**PROBLEM TO WORK ON:** Report how many lines in the records carry the string "Featured", and give no further text.

━━ GIVEN DATA

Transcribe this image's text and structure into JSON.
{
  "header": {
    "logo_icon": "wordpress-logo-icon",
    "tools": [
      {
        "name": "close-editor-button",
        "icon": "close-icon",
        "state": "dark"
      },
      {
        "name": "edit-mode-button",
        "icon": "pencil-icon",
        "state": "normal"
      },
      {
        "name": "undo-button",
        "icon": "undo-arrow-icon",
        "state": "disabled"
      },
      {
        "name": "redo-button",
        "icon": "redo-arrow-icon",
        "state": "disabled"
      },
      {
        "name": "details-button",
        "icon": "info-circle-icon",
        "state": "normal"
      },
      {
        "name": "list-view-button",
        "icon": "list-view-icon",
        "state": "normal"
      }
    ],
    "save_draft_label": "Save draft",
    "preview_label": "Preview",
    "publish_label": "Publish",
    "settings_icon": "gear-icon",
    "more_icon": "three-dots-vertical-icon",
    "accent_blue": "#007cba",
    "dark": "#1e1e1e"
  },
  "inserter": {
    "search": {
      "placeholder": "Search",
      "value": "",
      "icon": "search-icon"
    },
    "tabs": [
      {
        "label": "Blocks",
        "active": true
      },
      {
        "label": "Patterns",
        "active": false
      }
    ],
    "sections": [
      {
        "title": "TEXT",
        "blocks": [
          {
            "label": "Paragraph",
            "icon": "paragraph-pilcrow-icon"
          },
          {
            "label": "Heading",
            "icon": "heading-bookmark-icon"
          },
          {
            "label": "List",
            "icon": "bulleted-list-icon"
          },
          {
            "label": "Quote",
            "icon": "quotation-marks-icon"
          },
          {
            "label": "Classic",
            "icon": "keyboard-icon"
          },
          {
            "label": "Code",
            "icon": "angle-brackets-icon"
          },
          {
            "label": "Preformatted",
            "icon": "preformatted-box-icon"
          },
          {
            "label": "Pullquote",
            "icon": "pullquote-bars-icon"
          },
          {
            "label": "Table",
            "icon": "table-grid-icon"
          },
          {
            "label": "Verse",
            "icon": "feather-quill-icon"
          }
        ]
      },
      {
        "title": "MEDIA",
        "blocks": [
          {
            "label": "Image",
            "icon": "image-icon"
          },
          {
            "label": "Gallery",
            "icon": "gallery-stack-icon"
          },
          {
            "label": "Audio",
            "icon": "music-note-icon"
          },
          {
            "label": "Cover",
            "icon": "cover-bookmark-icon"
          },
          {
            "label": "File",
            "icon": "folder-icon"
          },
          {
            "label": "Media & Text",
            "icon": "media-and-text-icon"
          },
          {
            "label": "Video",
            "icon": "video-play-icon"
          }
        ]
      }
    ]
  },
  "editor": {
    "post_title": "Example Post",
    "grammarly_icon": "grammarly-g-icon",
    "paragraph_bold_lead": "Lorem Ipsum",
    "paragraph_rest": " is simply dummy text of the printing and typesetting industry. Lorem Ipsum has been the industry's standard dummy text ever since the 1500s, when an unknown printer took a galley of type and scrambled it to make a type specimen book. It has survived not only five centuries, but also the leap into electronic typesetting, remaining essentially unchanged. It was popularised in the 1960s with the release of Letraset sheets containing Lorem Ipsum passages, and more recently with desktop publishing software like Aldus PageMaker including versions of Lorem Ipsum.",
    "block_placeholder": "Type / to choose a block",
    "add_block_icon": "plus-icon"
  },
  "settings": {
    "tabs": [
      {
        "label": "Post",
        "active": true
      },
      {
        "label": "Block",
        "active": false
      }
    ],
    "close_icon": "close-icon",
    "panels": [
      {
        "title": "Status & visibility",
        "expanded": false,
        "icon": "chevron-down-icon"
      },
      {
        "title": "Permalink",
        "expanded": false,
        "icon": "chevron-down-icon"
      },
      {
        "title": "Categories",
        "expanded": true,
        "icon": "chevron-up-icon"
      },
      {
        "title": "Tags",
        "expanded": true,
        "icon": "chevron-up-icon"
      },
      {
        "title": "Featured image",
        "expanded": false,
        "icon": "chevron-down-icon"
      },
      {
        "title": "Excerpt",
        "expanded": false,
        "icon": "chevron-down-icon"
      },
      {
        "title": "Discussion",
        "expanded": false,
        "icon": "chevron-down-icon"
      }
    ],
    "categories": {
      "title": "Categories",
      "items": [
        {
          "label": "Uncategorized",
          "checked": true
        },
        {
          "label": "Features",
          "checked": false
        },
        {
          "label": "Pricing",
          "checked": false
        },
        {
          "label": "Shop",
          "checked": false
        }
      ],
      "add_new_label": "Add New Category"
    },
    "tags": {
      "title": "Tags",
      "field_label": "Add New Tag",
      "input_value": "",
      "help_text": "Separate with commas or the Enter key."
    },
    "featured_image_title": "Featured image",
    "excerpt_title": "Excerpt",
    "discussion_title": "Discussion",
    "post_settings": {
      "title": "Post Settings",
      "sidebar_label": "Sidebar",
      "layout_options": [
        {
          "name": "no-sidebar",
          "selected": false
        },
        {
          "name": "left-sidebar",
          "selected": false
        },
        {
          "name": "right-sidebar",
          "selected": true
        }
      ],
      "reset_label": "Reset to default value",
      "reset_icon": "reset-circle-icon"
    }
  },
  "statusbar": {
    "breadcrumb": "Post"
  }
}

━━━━

**EXPECTED OUTPUT:** 2